TORONTO (Reuters) - Royal Bank of Canada (RY.TO), Canada’s biggest bank, said it was closely monitoring home prices in Vancouver and Toronto after reporting slightly higher-than-expected quarterly earnings on Wednesday.
Canada’s banks are facing heightened scrutiny of their mortgage underwriting practices as authorities try to tackle the potential threat of a housing bubble in the two cities, where prices have soared.
RBC Chief Executive Officer Dave McKay said the bank was watching those markets, although it has less exposure to Vancouver than rivals.
“We have prudent underwriting practices in place, with the necessary technology to closely monitor these markets and quickly react if situations materialize,” McKay said.
He added that the bank supported the federal government’s move to set up a working group to look at the issue.
Canada’s banking regulator raised concerns about mortgage underwriting standards across the industry in July and ordered smaller lenders to check their ability to withstand steep falls in prices.

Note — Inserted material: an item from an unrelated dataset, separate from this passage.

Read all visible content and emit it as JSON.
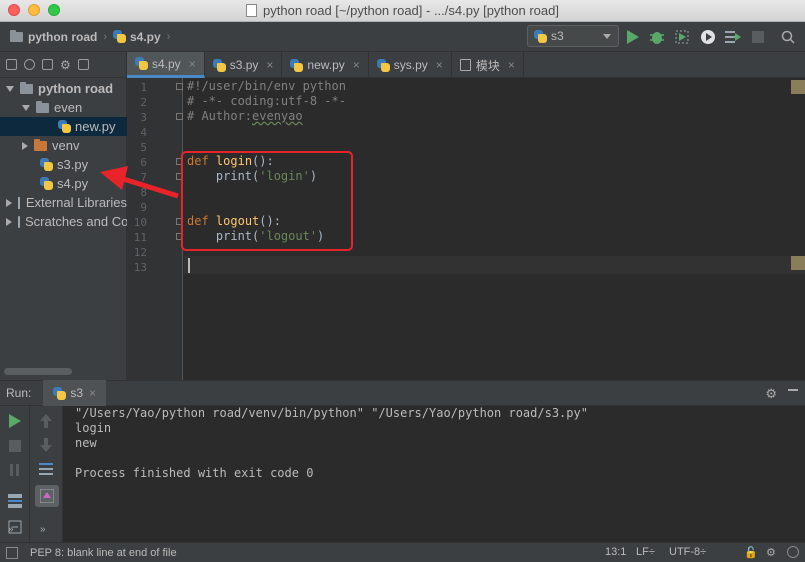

In the same month, British Columbia introduced a new 15 percent tax on foreign real estate buyers in July in an effort to cool Vancouver’s red hot market.
“I think if it does what’s intended we would view that as favorable but the jury is out on that,” Chief Financial Officer Janice Fukakusa said in an interview.
RBC’s earnings for the third quarter ended on July 31 benefited from rising oil prices that allowed it to set aside less money to cover energy companies’ bad loans.
The bank’s wealth management business performed well, offsetting weakness in insurance.
Like other Canadian lenders, RBC had seen an increase in delinquent loans to oil and gas companies due to declining energy prices.
Crude fell to a 13-year low of $25 a barrel in January but recovered by about 30 percent during RBC’s latest quarter, providing relief to energy companies that had been struggling to repay debt.
RBC said its provision for credit losses had fallen 12 basis points to 0.24 percent of its total loans during the quarter, with most of the decline in the oil and gas sector.
Earnings before one-off items were C$1.72 per share, compared with C$1.66 a year earlier. Analysts on average expected C$1.70, according to Thomson Reuters I/B/E/S.
Shares of RBC closed down 0.4 percent.
Profit from RBC’s wealth management division increased by 36 percent to C$388 million, benefiting from the contribution of Los Angeles-based City National, which RBC acquired for $5 billion last year.
Editing by Lisa Von Ahn and Alistair Bell